EXERCISE BRIEF: Your reply should be only the number of lines in the records that contain the word "chạy".

RECORDS SHOWN START

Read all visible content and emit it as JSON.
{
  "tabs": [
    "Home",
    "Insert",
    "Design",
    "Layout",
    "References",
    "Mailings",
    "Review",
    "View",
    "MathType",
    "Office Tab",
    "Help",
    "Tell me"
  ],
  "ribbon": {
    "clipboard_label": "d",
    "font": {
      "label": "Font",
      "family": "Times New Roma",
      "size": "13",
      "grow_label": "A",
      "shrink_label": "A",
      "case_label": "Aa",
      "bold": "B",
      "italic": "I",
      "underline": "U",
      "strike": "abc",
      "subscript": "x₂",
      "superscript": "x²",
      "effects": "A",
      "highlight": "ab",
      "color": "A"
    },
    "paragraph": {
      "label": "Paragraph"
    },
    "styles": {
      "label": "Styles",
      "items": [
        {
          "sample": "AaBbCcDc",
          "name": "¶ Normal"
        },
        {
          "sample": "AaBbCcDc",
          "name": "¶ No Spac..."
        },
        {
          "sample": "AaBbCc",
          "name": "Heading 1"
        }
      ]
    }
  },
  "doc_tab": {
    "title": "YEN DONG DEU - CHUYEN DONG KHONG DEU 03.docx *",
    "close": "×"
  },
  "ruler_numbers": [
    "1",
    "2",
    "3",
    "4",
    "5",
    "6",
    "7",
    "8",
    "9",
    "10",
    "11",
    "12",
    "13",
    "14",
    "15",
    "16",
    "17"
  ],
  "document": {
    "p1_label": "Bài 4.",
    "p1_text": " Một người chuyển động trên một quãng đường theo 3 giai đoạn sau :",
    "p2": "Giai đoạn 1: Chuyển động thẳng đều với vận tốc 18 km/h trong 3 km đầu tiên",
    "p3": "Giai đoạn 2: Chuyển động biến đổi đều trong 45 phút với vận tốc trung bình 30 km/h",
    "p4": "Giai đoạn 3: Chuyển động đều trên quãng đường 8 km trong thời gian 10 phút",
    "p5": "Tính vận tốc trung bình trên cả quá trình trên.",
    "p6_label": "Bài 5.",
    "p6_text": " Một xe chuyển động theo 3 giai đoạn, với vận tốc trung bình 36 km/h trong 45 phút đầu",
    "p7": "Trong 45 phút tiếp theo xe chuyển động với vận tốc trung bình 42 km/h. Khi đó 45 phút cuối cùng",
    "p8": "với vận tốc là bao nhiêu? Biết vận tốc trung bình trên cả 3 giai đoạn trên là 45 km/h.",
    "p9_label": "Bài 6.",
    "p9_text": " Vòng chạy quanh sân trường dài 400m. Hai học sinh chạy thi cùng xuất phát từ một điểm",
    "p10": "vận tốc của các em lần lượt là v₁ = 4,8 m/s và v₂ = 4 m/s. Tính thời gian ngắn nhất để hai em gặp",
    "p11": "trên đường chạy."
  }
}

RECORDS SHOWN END

YOUR SOLUTION: 2